ingredients

In addition to ethanol and water, alcoholic beverages also contain the by-products formed during fermentation , such as aldehydes , the alcohols glycerol , methanol and 1-propanol , and higher monohydric alcohols. It also contains aliphatic carboxylic acids , lactic and succinic acids and carboxylic acid esters . These substances influence the aroma of the drinks. When burning alcoholic liquids or mash produced spirits with an alcohol content of 15% - with the exception of eggnog , at least 14 percent by volume must have.

See also

Web links

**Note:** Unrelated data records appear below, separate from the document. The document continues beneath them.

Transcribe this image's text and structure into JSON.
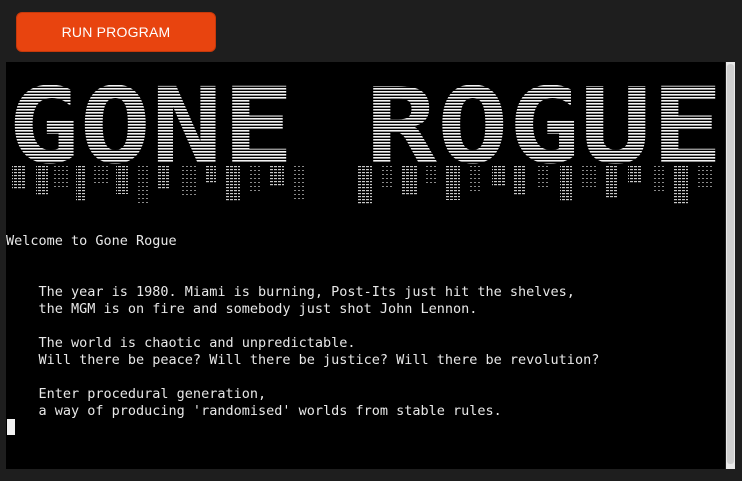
{
  "toolbar": {
    "run_label": "RUN PROGRAM"
  },
  "terminal": {
    "banner_text": "GONE ROGUE",
    "lines": [
      "Welcome to Gone Rogue",
      "",
      "",
      "    The year is 1980. Miami is burning, Post-Its just hit the shelves,",
      "    the MGM is on fire and somebody just shot John Lennon.",
      "",
      "    The world is chaotic and unpredictable.",
      "    Will there be peace? Will there be justice? Will there be revolution?",
      "",
      "    Enter procedural generation,",
      "    a way of producing 'randomised' worlds from stable rules."
    ]
  },
  "colors": {
    "accent": "#e8440f",
    "terminal_bg": "#000000",
    "terminal_text": "#e8e8e8",
    "page_bg": "#1e1e1e"
  }
}
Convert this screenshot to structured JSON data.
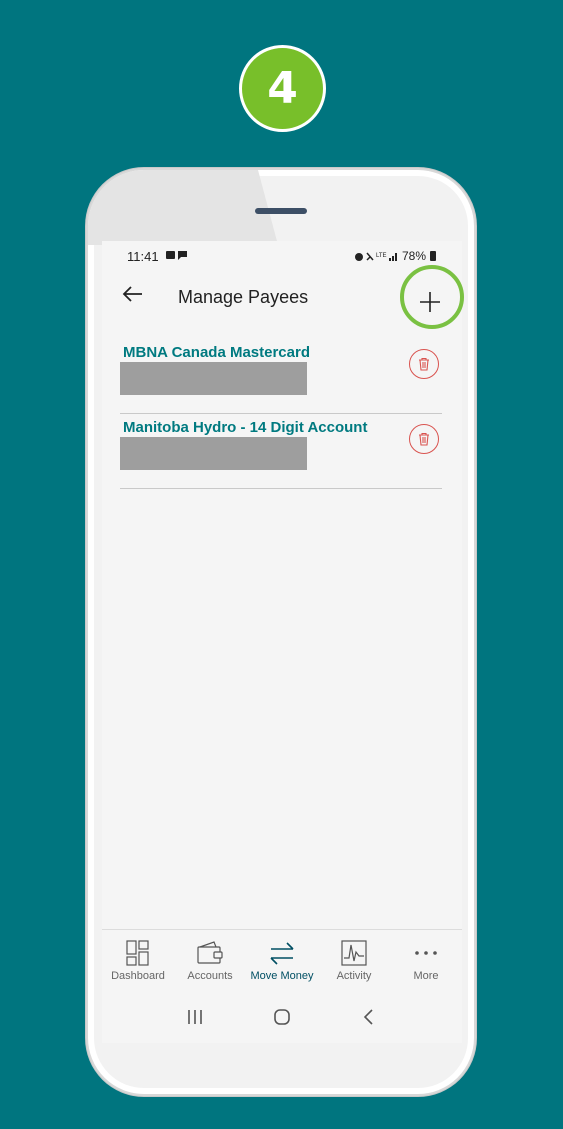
{
  "step": {
    "number": "4"
  },
  "status_bar": {
    "time": "11:41",
    "left_icons": "▣ ▪",
    "signal_text": "⏰ 🔇 ᴸᵀᴱ .ıl",
    "battery": "78%"
  },
  "header": {
    "title": "Manage Payees"
  },
  "payees": [
    {
      "name": "MBNA Canada Mastercard"
    },
    {
      "name": "Manitoba Hydro - 14 Digit Account"
    }
  ],
  "bottom_nav": {
    "items": [
      {
        "label": "Dashboard",
        "icon": "dashboard-icon"
      },
      {
        "label": "Accounts",
        "icon": "wallet-icon"
      },
      {
        "label": "Move Money",
        "icon": "transfer-arrows-icon"
      },
      {
        "label": "Activity",
        "icon": "activity-chart-icon"
      },
      {
        "label": "More",
        "icon": "more-dots-icon"
      }
    ],
    "active": "Move Money"
  },
  "colors": {
    "background": "#00757f",
    "accent": "#007a80",
    "highlight": "#7ac142",
    "delete": "#d9534f"
  }
}
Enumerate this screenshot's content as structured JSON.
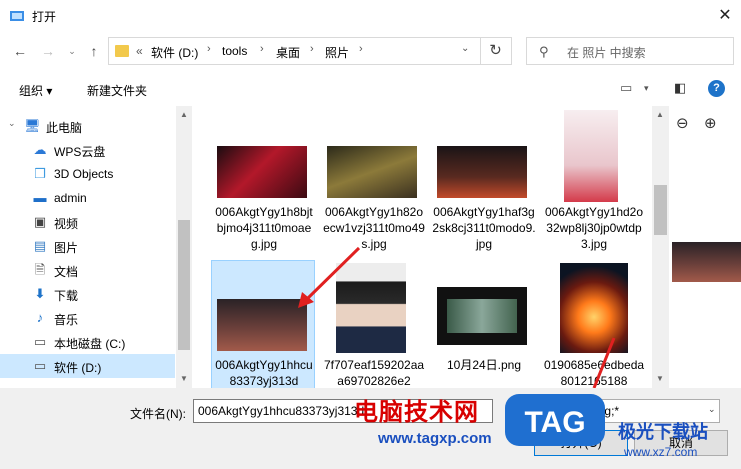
{
  "title": "打开",
  "breadcrumbs": {
    "overflow": "«",
    "items": [
      "软件 (D:)",
      "tools",
      "桌面",
      "照片"
    ],
    "sep": "›"
  },
  "search": {
    "placeholder": "在 照片 中搜索"
  },
  "toolbar": {
    "organize": "组织 ▾",
    "new_folder": "新建文件夹"
  },
  "nav": {
    "items": [
      {
        "label": "此电脑",
        "icon": "computer-icon"
      },
      {
        "label": "WPS云盘",
        "icon": "cloud-icon"
      },
      {
        "label": "3D Objects",
        "icon": "cube-icon"
      },
      {
        "label": "admin",
        "icon": "user-folder-icon"
      },
      {
        "label": "视频",
        "icon": "video-icon"
      },
      {
        "label": "图片",
        "icon": "picture-icon"
      },
      {
        "label": "文档",
        "icon": "document-icon"
      },
      {
        "label": "下载",
        "icon": "download-icon"
      },
      {
        "label": "音乐",
        "icon": "music-icon"
      },
      {
        "label": "本地磁盘 (C:)",
        "icon": "drive-icon"
      },
      {
        "label": "软件 (D:)",
        "icon": "drive-icon"
      }
    ]
  },
  "files": [
    {
      "label": "006AkgtYgy1h8bjtbjmo4j311t0moaeg.jpg",
      "icon": "red-figure-thumbnail"
    },
    {
      "label": "006AkgtYgy1h82oecw1vzj311t0mo49s.jpg",
      "icon": "golden-scene-thumbnail"
    },
    {
      "label": "006AkgtYgy1haf3g2sk8cj311t0modo9.jpg",
      "icon": "night-scene-thumbnail"
    },
    {
      "label": "006AkgtYgy1hd2o32wp8lj30jp0wtdp3.jpg",
      "icon": "anime-girl-thumbnail"
    },
    {
      "label": "006AkgtYgy1hhcu83373yj313d",
      "icon": "dark-stage-thumbnail"
    },
    {
      "label": "7f707eaf159202aaa69702826e2",
      "icon": "portrait-thumbnail"
    },
    {
      "label": "10月24日.png",
      "icon": "screen-thumbnail"
    },
    {
      "label": "0190685e6edbeda8012165188",
      "icon": "fire-thumbnail"
    }
  ],
  "bottom": {
    "filename_label": "文件名(N):",
    "filename_value": "006AkgtYgy1hhcu83373yj313d",
    "filetype": "(*.jpg;*.pjpeg;*.jpg;*",
    "open": "打开(O)",
    "cancel": "取消"
  },
  "watermark": {
    "cn": "电脑技术网",
    "url": "www.tagxp.com",
    "tag": "TAG",
    "cn2": "极光下载站",
    "url2": "www.xz7.com"
  }
}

Wiktionary: drink  - explanations of meanings, word origins, synonyms, translations
Commons : Drinks  - Album with pictures, videos and audio files
Wikibooks: Recipes for Drinks  - Learning and teaching materials

Individual evidence

  1. ^ Entry on drink in the Bertelsmann Lexikothek Online , accessed on April 26, 2009
  2. Explanations to Chapter 22 of the Harmonized System / Combined Nomenclature (Customs Tariff) RZ 02.0 - 05.1
  3. Explanations to Chapter 22 of the Harmonized System / Combined Nomenclature (Customs Tariff) RZ 06.0
  4. Position 2009 of the Harmonized System / Combined Nomenclature (customs tariff)
  5. Explanations to Chapter 22 of the Harmonized System / Combined Nomenclature (Customs Tariff) RZ 08.5 - 10.1
  6. ^ Lutz Bertling: Allowed - Prohibited in gastronomy and communal catering 2010/2011 . Behr's, 2011, ISBN 3-89947-989-0 , pp. 372 ( limited preview in Google Book search).
  7. Entry on grape juice. In: Römpp Online . Georg Thieme Verlag, accessed on March 10, 2013.
  8. Entry on wine-like drinks. In: Römpp Online . Georg Thieme Verlag, accessed on March 10, 2013.
  9. Gerald Rimbach, Jennifer Nagursky, Helmut F. Erbersdobler : Food and Goods Knowledge for Beginners , Springer (2015), p. 319
  10. Explanations to position 2201 of the Harmonized System / Combined Nomenclature (customs tariff) RZ 01.0 - 18.0 and 05.0 - 06.0
  11. Explanatory notes on heading 2202 of the Harmonized System / Combined Nomenclature (customs tariff)
  12. ^ Gerhard Eisenbrand, Peter Schreier, Alfred Hagen Meyer: RÖMPP Lexikon Lebensmittelchemie . 2nd edition, Thieme Verlag, Stuttgart 2006, ISBN 978-3-13-736602-7 , p. 34, p. 323.
  13. H.-D. Belitz, W. Grosch, P. Schieberle: Textbook of food chemistry. 6th edition, Springer, 2007, ISBN 978-3-540-73201-3 , p. 921.
  14. Regulation (EC) No. 110/2008 ("EU Spirits Regulation") , accessed on July 5, 2015 , chap. 1, Art. 3.
  15. Regulation (EC) No. 110/2008 ("EU Spirits Regulation") , accessed on July 5, 2015 , chap. 2, Art. 1.
  16. Moderate alcohol consumption shortens lifespan: lower limits. In: pharmische-zeitung.de. Retrieved May 26, 2018 .
  17. ^ S. Sabia, A. Elbaz, A. Britton, S. Bell, A. Dugravot, M. Shipley, M. Kivimaki, A. Singh-Manoux: Alcohol consumption and cognitive decline in early old age. In: Neurology. doi : 10.1212 / WNL.0000000000000063 .
  18. Janett Menzel: Anxiety after alcohol: How alcohol triggers fear. March 8, 2016, accessed March 22, 2020 .
  19. H.-H. Frey, FR Althaus: Textbook of pharmacology and toxicology for veterinary medicine. P. 469, Georg Thieme Verlag, 2007, ISBN 978-3-8304-1070-6
  20. Entry on alcoholic beverages. In: Römpp Online . Georg Thieme Verlag, accessed on September 12, 2013.